While the Easter holiday traditionally has brought the biggest boost in attendance for many U.S. churches, a new survey from LifeWay Research has found that one in five Americans are unsure if they will even find themselves in a pew this year come Resurrection Sunday – and many Christians are among that number.
Easter, which reportedly leads Christmas and Mother's Day in drawing big numbers to church, is arguably the most important Christian holiday, as it marks the resurrection of Jesus Christ three days after his death by crucifixion, as described in the New Testament of the Bible.
However, LifeWay indicated that among the sample of 1,060 adult Americans surveyed who identified themselves as Christians, only 58 percent of Protestants and 57 percent of Catholics said they planned on attending Easter services. The research group found that 45 percent of nondenominational Christians said the same.
Scott McConnell, director of LifeWay Research, expressed surprise that despite the significance of Easter, many self-professed Christians have no intention of marking the religious holiday at a worship service.
"Easter and Christmas are the most revered worship observances of the Christian faith," McConnell remarked. "The crux of the gospel is not just that Jesus came to earth in human form which we celebrate at Christmas, but that He lived a sinless life and was crucified in the place of mankind. God's acceptance of this payment for sin is seen in Him raising Jesus from the dead. This is what makes Easter so significant. Yet, surprisingly, many who call themselves Christian have no intentions of going to Easter services."
LifeWay Research also found that among those who only attend church on religious holidays, just 18 percent said they had no plans to attend on Easter, a statistic shared by the 92 percent who say they never go to church.
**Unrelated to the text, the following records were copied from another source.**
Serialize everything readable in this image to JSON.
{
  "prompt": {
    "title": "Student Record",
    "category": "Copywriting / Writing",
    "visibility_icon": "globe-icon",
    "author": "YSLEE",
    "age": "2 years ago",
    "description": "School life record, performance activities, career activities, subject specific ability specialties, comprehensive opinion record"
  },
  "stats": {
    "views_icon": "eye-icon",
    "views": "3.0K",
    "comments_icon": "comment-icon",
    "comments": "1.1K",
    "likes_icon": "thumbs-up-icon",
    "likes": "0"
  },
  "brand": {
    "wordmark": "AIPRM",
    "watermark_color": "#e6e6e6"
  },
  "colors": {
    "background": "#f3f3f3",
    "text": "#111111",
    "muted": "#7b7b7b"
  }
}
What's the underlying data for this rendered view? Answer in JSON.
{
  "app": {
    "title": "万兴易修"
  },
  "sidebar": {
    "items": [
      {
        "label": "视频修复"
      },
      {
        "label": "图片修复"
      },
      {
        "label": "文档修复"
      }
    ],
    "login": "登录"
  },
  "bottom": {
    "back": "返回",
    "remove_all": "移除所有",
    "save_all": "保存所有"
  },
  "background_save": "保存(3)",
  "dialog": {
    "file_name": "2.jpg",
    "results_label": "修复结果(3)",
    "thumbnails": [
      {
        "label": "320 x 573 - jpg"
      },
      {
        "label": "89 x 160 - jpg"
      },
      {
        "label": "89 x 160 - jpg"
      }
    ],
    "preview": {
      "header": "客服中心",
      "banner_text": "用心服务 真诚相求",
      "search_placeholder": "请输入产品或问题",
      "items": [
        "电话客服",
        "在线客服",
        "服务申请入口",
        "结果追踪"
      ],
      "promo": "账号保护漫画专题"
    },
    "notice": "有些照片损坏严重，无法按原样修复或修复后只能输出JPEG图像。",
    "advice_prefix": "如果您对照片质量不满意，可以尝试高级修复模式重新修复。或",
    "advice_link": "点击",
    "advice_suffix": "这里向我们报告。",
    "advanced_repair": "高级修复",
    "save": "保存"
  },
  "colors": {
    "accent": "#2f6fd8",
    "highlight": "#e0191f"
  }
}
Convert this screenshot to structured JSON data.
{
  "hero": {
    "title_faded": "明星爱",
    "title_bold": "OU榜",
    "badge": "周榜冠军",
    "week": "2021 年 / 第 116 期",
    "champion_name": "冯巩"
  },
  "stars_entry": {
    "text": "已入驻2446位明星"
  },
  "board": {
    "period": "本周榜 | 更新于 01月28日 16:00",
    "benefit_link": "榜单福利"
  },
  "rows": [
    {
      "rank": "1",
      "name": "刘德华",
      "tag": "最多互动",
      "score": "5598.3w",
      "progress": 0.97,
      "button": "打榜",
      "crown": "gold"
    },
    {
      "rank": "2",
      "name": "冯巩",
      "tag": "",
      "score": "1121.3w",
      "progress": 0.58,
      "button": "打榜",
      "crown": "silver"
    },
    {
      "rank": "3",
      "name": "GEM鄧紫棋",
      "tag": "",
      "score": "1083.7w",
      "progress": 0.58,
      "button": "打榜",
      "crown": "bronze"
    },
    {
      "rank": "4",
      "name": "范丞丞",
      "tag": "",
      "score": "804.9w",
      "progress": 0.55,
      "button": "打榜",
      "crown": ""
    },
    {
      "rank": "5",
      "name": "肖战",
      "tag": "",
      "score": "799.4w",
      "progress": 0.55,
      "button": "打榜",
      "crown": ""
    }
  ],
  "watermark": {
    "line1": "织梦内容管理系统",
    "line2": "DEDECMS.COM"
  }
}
Among the latter group, 19 percent said they had not made up their minds about attending an Easter service.
Overall, 41 percent of LifeWay's pooled sample said they were planning to attend a worship service this Sunday and 39 percent indicated that they had no such plans; 20 percent, however, had not made up their minds – and may just simply need an invitation.
"Christians who automatically attend church on Easter should be mindful of their many friends, neighbors and family members who haven't ruled out the idea of attending," suggested McConnell. "It may be that a personal invitation is what would make a difference to them."
LifeWay Research conducted its survey of 1,060 American adults on March 13, 2013, among a sample of an online panel representing the adult population of the U.S.
A diagram illustrating the survey results is shown below.(Photo: LifeWay Resarch)